Okay, I know that I may be a little late with this post, but Thursday’s episode of Scandal (Season 4, episode 7 “Baby Made a Mess”) was powerful. Shonda Rhimes is great at taking real life situations and highlighting important issues. Last Thursday highlighted domestic abuse from the survivor’s vantage point. Long time “Gladiators”, fans of the show, know that domestic abuse is a part of the character Abby’s personal history. This week’s episode brought Abby face-to-face with her abuser for the first time since the show’s inception. While watching it, what stood out for me – enough to want to talk about it – first was why highlighting this issue is important to the mental health community and second was the role fear plays in not reporting incidents of abuse.

First is what seems obvious to me. Domestic violence has large physical and mental health repercussions. The abuse resulting from domestic violence often results in PTSD. The incidence of depression, anxiety, substance abuse, and sleep disturbance is significantly higher in the population of men and women that have been abused.

The latter is important for me to talk about as well. The role of FEAR became apparent while watching the character Abby defend why she wouldn’t reveal that her ex-husband abused her. She not only talked about what her co-workers may think and how society would see her negatively, but also talked about how her abuser – with his money, family and political ties – would drag her name and reputation through the mud. Fear is possibly the largest factor for non-reporting. Fear of retaliation by the abuser. Fear of society’s judgement and condemnation. Fear of becoming isolated.

Perpetrators of domestic violence are abusers and abuse is about control. The main objective of the abuser is to exact control over their target. They increase control by installing fear both directly and indirectly.

Abby’s abuser, her ex-husband, showed up in the garage to “remind” her to fear him. She defended herself against her abuser’s confrontation. This was key in her recovery. It was the first step in her speaking her truth. Although she was not willing to speak up to the media, the strength she gained helped her begin to talk about what he had done to her to someone else.

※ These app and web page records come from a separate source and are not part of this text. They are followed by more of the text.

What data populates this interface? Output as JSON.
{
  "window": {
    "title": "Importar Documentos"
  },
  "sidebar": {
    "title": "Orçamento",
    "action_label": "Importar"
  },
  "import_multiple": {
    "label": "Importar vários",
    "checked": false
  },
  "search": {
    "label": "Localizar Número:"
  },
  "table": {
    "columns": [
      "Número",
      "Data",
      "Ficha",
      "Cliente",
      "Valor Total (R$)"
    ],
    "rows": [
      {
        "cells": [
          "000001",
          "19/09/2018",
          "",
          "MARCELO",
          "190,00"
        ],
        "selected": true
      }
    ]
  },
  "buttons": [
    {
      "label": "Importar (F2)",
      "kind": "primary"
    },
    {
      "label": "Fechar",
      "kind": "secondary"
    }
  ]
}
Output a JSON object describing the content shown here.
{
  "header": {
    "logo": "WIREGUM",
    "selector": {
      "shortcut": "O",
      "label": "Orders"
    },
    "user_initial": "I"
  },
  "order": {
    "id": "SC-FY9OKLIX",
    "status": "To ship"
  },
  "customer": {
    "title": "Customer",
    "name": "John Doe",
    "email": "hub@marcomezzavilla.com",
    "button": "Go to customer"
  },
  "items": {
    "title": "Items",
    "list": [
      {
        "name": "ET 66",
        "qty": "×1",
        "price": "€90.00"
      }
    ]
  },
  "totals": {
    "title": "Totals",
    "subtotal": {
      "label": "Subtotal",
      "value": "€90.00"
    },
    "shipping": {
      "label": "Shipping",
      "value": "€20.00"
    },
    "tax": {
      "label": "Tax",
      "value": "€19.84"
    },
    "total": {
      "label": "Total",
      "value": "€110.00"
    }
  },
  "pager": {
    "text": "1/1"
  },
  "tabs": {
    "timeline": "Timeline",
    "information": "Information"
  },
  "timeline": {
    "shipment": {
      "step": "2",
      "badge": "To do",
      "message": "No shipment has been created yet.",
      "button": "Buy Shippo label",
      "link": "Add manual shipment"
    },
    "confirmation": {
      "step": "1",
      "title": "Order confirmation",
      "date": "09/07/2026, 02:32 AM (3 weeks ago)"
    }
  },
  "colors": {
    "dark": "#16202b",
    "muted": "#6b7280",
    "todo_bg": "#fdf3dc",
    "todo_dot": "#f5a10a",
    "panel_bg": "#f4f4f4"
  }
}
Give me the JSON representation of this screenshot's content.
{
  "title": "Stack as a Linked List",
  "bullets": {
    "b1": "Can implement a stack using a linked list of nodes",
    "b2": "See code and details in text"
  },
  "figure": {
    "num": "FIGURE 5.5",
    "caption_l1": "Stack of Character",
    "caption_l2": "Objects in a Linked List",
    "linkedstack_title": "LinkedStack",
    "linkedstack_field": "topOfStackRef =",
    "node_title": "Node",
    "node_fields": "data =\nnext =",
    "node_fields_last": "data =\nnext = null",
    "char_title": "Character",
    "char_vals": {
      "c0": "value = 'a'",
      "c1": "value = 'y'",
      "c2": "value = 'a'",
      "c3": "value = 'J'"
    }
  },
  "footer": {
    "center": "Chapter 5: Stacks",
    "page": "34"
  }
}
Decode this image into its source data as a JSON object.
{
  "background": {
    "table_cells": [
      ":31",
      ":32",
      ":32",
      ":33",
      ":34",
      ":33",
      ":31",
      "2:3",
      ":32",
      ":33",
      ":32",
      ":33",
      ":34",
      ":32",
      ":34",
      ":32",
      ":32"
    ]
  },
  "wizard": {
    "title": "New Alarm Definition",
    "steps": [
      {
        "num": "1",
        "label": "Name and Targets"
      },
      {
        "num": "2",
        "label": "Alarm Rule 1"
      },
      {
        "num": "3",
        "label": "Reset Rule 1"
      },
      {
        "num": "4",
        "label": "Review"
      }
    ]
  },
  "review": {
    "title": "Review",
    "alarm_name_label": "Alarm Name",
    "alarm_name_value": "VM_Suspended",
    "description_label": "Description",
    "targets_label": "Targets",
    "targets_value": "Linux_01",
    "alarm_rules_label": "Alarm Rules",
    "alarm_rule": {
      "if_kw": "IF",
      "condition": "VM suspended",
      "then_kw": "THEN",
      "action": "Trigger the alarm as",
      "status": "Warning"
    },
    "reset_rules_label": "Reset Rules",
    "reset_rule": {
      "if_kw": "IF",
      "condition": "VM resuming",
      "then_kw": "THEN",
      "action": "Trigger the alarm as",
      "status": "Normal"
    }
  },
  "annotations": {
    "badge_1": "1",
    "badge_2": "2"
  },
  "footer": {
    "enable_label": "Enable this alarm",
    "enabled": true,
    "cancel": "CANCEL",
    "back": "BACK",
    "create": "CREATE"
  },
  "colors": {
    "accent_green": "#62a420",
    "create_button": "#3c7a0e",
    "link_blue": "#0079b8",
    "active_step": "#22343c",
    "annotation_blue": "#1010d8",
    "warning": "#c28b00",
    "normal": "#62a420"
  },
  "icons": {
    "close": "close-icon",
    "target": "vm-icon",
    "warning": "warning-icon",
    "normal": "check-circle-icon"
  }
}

Understanding the fear is a powerful tool to combating the non-reporting of domestic abuse. It is also a key factor in helping victims become survivors.

The CDC suggests 1 in every 2 women and 1 in every 5 men suffers from domestic violence. Of those women and men, it is estimated that over 65% do not report the violence.

The incidence of ongoing domestic violence is higher in individuals that are isolated and have little support. It is understood that the lack of support and the fear of society’s reaction are significant factors in victims not reporting incidents. Abusers gain more control when they isolate their victims and remove them from their support systems.

In order to report the abuse, survivors need support. Survivors need avenues to regain control of their lives. And, survivors need to establish safety to face their fears and regain control of their life.

1.800.621.HOPE (4673)
1-800-799-SAFE (7233)